A southern Brooklyn artist is decorating the windows of Bay Ridge businesses with local landmarks and encouraging messages to spark joy amid the coronavirus outbreak.
“What better time than ever to put up inspirational words thanking essential workers and putting up art for people to just be able to pass by and make them feel better about their everyday current, abnormal lives we are in,” said Alicia Degener, whose artwork has often paid homage to Brooklyn and her neighborhood, Bay Ridge.
For her first installment, Degener painted the Statue of Liberty and uplifting notes on the windows of Bubbles and Suds Laundromat on Fifth Avenue. The painting, she hoped, would help bring her neighbors together, she said.
“I wanted to bring a sense of community,” she said.
The painting garnered attention, inspiring about ten more neighborhood businesses to sign up for a personalized window painting and prompting Degener to enlist the help of friends.
“We have a long list of other businesses on Fifth Avenue that I will have my local artist Bay Ridge friends come do,” Degener said. “We are happy to share a sense of community and not to feel so down.”

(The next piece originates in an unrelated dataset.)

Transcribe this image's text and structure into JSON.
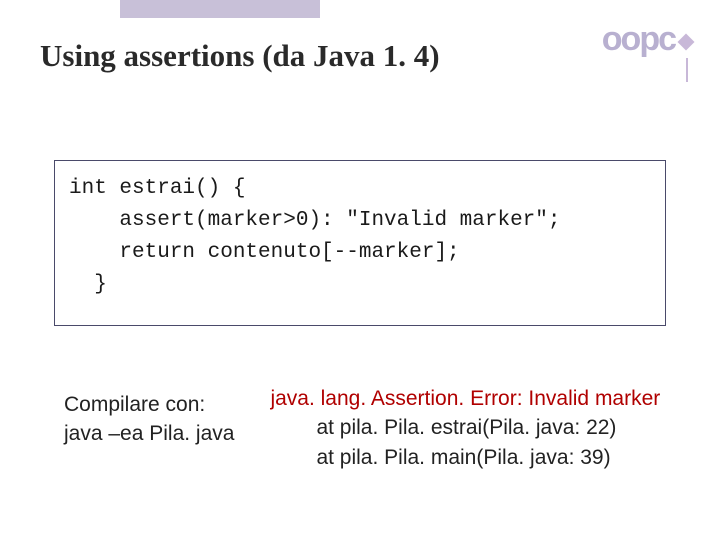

The urban landscape artist said the she came up with window painting project after she posted photos of her art to the Bay Ridge Facebook page, and the photos began getting traction.
“When we went into the shelter-in-place situation here in New York City, I had the idea to start posting my artwork of Bay Ridge to a Bay Ridge Facebook site,” Degener said. “Some of the comments people put are just really wonderful, it made me feel better myself.”
The project has been keeping her busy through the pandemic, she said, but she’s also noticed that more people are purchasing artwork from her online shop as they consume artwork to help cheer them up.
“Everybody is home and they want things to make them feel happy so they are ordering tons of Bay Ridge art and things like that so I am busier than ever,” Degener said, stressing that she’d give it all up “to go back to normal life.”
Degener’s window project has been partially funded by the Fifth Avenue Business Improvement District, who pitched in for Degener’s supplies.